### Required work
Report every line of the records beneath this task that holds the string "desenvolvedor".

(Entries taken from a collection)
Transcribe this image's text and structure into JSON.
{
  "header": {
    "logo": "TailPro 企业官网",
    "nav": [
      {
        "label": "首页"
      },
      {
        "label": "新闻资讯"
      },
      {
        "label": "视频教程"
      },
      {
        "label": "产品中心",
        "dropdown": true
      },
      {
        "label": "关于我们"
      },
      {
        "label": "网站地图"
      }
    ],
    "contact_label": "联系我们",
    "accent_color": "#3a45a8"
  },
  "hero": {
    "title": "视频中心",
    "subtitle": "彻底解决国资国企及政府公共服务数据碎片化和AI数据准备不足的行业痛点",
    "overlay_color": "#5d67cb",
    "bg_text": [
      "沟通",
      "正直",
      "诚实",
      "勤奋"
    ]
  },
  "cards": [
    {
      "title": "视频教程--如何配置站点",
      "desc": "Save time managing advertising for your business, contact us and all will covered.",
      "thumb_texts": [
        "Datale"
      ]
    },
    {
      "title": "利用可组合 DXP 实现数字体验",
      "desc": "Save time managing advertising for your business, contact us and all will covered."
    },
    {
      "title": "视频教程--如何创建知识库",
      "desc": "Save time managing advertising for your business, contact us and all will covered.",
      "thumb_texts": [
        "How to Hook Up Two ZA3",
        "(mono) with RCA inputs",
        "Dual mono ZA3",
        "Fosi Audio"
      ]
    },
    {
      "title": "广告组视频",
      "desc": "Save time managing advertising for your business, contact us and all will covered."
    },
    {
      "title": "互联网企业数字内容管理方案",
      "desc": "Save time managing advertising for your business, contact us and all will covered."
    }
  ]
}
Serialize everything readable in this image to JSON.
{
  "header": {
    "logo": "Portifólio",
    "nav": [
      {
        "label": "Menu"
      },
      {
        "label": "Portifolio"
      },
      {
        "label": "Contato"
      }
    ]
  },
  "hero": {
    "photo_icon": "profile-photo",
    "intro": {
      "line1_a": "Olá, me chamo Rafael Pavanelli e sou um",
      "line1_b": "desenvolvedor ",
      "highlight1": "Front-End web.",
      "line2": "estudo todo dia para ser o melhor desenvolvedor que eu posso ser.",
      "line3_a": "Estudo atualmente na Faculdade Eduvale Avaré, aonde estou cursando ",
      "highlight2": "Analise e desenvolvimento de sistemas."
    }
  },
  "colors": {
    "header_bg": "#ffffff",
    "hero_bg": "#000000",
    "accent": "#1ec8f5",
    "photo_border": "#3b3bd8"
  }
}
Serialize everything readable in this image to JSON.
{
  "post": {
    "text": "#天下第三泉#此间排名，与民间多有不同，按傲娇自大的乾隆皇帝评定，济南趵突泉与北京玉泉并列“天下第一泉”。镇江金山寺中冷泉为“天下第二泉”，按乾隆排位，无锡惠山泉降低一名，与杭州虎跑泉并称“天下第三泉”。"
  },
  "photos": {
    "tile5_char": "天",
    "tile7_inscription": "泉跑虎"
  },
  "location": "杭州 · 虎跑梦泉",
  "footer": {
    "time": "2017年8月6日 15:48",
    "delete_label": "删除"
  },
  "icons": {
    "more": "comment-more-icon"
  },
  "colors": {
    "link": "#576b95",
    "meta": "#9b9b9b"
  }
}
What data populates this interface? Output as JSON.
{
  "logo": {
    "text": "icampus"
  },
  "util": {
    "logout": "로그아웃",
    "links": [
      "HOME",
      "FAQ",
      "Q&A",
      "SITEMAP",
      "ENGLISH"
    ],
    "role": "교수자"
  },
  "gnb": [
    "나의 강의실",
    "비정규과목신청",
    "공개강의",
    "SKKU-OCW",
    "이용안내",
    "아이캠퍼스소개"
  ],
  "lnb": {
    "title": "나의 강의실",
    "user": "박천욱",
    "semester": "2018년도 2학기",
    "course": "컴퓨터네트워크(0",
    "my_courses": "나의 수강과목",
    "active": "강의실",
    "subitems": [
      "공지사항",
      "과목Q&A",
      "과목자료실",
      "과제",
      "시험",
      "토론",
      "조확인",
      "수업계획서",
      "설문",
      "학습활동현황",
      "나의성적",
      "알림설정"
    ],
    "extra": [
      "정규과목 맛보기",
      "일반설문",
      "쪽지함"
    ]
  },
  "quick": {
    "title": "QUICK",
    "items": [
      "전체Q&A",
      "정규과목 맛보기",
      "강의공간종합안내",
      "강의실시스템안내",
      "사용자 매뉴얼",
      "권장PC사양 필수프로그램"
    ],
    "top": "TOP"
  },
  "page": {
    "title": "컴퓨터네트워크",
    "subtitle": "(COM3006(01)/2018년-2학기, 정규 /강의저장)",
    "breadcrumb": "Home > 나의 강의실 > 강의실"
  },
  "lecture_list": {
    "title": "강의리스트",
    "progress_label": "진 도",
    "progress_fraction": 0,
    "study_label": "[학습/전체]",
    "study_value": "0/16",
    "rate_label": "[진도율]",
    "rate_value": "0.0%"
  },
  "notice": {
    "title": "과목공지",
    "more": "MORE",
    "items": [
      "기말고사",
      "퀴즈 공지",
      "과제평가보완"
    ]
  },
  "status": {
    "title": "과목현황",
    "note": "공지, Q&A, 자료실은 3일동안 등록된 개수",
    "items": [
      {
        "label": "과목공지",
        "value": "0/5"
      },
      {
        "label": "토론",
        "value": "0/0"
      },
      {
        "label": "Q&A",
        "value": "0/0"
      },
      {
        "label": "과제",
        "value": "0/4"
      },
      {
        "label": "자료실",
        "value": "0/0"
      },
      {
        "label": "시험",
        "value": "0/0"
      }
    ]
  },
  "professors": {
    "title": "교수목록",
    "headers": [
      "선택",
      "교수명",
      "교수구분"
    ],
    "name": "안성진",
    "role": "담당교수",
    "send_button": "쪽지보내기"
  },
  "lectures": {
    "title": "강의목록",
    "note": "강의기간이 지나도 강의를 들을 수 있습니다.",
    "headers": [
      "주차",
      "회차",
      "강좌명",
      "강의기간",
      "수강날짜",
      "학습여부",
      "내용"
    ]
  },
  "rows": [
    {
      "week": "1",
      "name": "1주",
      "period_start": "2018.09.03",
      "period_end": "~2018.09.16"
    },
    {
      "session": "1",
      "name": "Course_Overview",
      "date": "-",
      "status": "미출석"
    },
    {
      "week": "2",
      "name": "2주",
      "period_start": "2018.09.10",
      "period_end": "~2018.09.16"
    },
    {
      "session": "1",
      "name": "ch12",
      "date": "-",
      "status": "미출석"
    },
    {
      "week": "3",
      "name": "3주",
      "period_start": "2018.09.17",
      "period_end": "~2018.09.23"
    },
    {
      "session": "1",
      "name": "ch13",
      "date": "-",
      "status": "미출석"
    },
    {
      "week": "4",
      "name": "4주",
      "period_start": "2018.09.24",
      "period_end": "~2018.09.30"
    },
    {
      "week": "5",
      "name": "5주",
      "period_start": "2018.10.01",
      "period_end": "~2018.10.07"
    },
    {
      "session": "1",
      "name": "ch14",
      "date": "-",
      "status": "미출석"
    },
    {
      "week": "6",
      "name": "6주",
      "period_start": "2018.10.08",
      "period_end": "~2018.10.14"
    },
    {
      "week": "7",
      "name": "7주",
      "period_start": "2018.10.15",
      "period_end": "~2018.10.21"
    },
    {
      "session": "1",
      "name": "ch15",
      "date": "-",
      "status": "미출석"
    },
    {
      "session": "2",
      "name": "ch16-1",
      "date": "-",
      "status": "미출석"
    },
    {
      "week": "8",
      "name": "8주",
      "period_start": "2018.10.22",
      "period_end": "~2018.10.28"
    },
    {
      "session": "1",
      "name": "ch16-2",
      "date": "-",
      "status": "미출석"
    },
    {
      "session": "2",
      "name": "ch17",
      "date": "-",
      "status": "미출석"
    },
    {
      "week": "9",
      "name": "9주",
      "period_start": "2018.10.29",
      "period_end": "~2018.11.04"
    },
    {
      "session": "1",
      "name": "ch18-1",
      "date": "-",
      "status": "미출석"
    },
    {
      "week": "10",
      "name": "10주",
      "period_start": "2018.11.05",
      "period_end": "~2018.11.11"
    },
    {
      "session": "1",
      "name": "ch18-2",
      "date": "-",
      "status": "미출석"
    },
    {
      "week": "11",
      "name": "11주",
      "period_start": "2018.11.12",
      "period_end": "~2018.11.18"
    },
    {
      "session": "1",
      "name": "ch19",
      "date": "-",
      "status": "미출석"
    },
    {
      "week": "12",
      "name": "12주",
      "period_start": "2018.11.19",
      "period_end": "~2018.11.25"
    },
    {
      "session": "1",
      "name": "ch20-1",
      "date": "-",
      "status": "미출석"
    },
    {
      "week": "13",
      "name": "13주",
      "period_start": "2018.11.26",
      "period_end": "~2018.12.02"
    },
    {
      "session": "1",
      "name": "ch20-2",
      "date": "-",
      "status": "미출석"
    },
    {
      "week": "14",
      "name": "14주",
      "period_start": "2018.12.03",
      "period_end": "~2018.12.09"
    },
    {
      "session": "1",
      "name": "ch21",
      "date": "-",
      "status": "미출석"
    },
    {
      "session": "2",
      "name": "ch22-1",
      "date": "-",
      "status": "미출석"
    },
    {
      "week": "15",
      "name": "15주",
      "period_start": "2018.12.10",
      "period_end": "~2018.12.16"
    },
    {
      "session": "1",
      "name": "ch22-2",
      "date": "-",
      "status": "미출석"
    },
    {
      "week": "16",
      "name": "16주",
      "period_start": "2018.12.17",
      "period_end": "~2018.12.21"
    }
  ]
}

### Answer to this exercise
      "line1_b": "desenvolvedor ",
      "line2": "estudo todo dia para ser o melhor desenvolvedor que eu posso ser.",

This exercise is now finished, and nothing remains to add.